The past four years have brought innovation beyond anything we could have ever imagined, and nowhere have we seen this change more than in our cars. The development of intelligent vehicle technologies is bringing wireless connectivity and the Internet on the go into the mainstream and merging the tech and auto industries. As these two forces converge, our vehicles aren’t just taking us where we want to go, but they tell us how to get there, what we will see when we get there and where to stop along the way. Heck, some cars even drive us.
This isn’t happening through magic. This is the product of innovative technological advancements in wireless, applications, hardware, and software created by brilliant developers and entrepreneurs. America’s two best inventions – the car and the internet, free and open, are exponentially making our lives better in so many ways – and it is hard to even imagine what the connected car of 2020 will enable.
So let’s not mess with that, right? There are those out there who have been advocating that we should regulate the internet with rules written in the 1930s that would treat the Internet like the old copper phone system. The Internet covers much more than just an email address – it brings us telematics, and maps, and videos, and education applications, and so much more in our lives, and our cars. And it is all changing so fast.

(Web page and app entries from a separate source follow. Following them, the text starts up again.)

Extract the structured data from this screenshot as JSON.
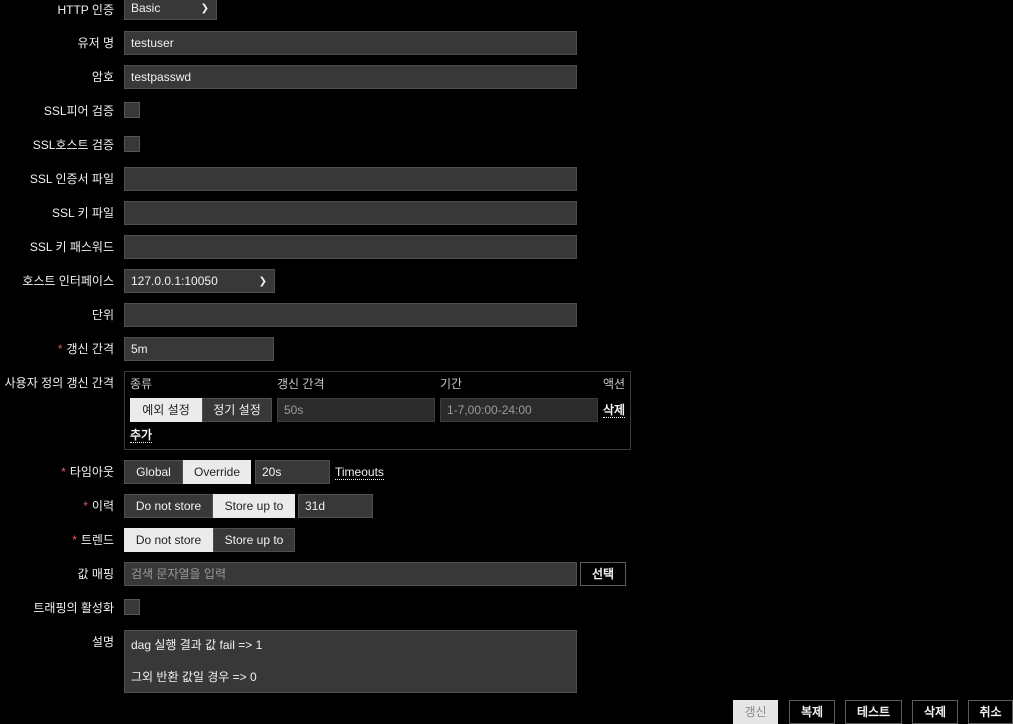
{
  "http_auth": {
    "label": "HTTP 인증",
    "value": "Basic"
  },
  "username": {
    "label": "유저 명",
    "value": "testuser"
  },
  "password": {
    "label": "암호",
    "value": "testpasswd"
  },
  "ssl_verify_peer": {
    "label": "SSL피어 검증"
  },
  "ssl_verify_host": {
    "label": "SSL호스트 검증"
  },
  "ssl_cert_file": {
    "label": "SSL 인증서 파일",
    "value": ""
  },
  "ssl_key_file": {
    "label": "SSL 키 파일",
    "value": ""
  },
  "ssl_key_password": {
    "label": "SSL 키 패스워드",
    "value": ""
  },
  "host_interface": {
    "label": "호스트 인터페이스",
    "value": "127.0.0.1:10050"
  },
  "units": {
    "label": "단위",
    "value": ""
  },
  "update_interval": {
    "label": "갱신 간격",
    "value": "5m"
  },
  "custom_intervals": {
    "label": "사용자 정의 갱신 간격",
    "headers": {
      "type": "종류",
      "interval": "갱신 간격",
      "period": "기간",
      "action": "액션"
    },
    "row": {
      "flexible": "예외 설정",
      "scheduling": "정기 설정",
      "interval_value": "50s",
      "period_value": "1-7,00:00-24:00",
      "remove": "삭제"
    },
    "add": "추가"
  },
  "timeout": {
    "label": "타임아웃",
    "global": "Global",
    "override": "Override",
    "value": "20s",
    "link": "Timeouts"
  },
  "history": {
    "label": "이력",
    "do_not_store": "Do not store",
    "store_up_to": "Store up to",
    "value": "31d"
  },
  "trends": {
    "label": "트렌드",
    "do_not_store": "Do not store",
    "store_up_to": "Store up to"
  },
  "value_mapping": {
    "label": "값 매핑",
    "placeholder": "검색 문자열을 입력",
    "select": "선택"
  },
  "populates_inventory": {
    "label": "트래핑의 활성화"
  },
  "description": {
    "label": "설명",
    "line1": "dag 실행 결과 값 fail => 1",
    "line2": "그외 반환 값일 경우 => 0"
  },
  "buttons": {
    "update": "갱신",
    "clone": "복제",
    "test": "테스트",
    "delete": "삭제",
    "cancel": "취소"
  },
  "required_mark": "*",
  "colors": {
    "background": "#000000",
    "input_bg": "#383838",
    "required": "#e45959",
    "segment_active": "#ebebeb"
  },
  "icons": {
    "dropdown": "chevron-down-icon"
  }
}
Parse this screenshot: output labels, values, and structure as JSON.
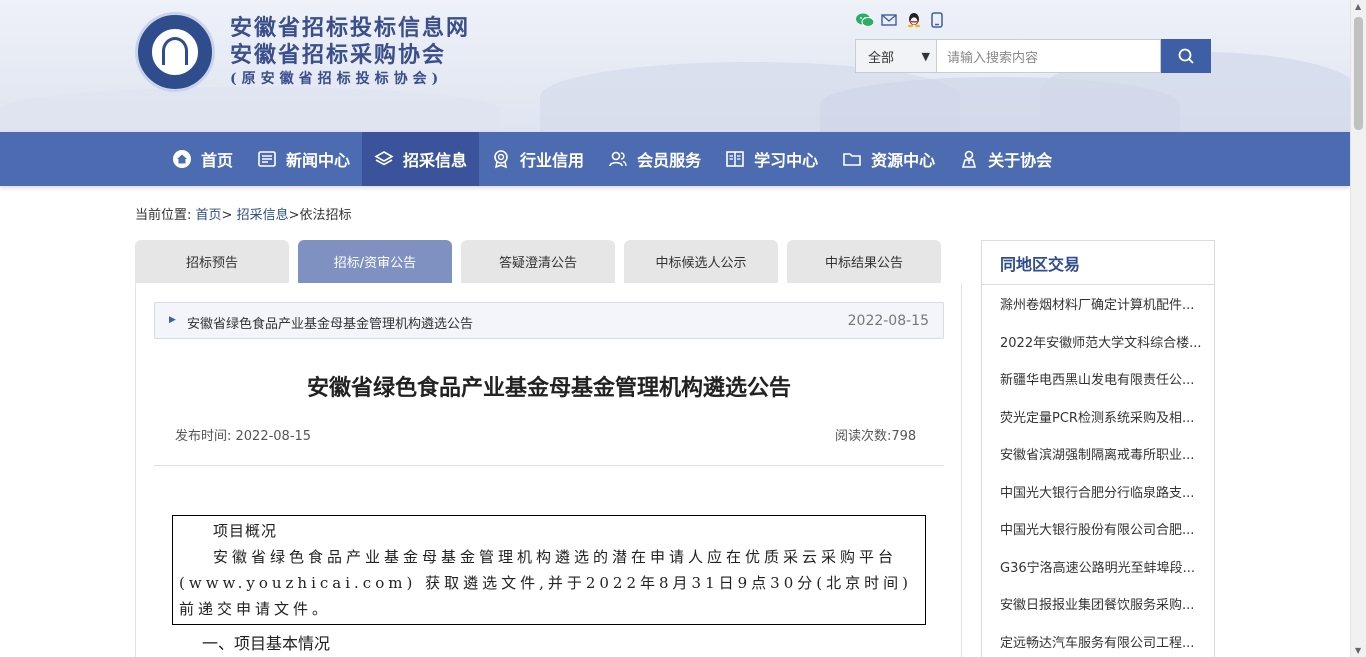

Lots of smart people have written lots of smart things about what these regulations would mean for the internet. After all, the internet is what it is because it has been allowed to grow, disrupt, fail, and succeed all without onerous regulations “helping”. That’s good. We like that. We’ve all benefited – big time – because of it.
So why should we suddenly throw government in the middle of that? What would it mean for the Connected Car to rely on networks that our regulated by laws written in the 1930s? How does this framework impact telematics or our infotainment services? Will we need regulatory clearance from the FCC before rolling out a new product or service? How long would that even take?
Goodness knows we don’t have the answers to these questions. We urge Congress and the FCC to use caution and not rush into something that – despite all good intentions – unintentionally detours us from our route.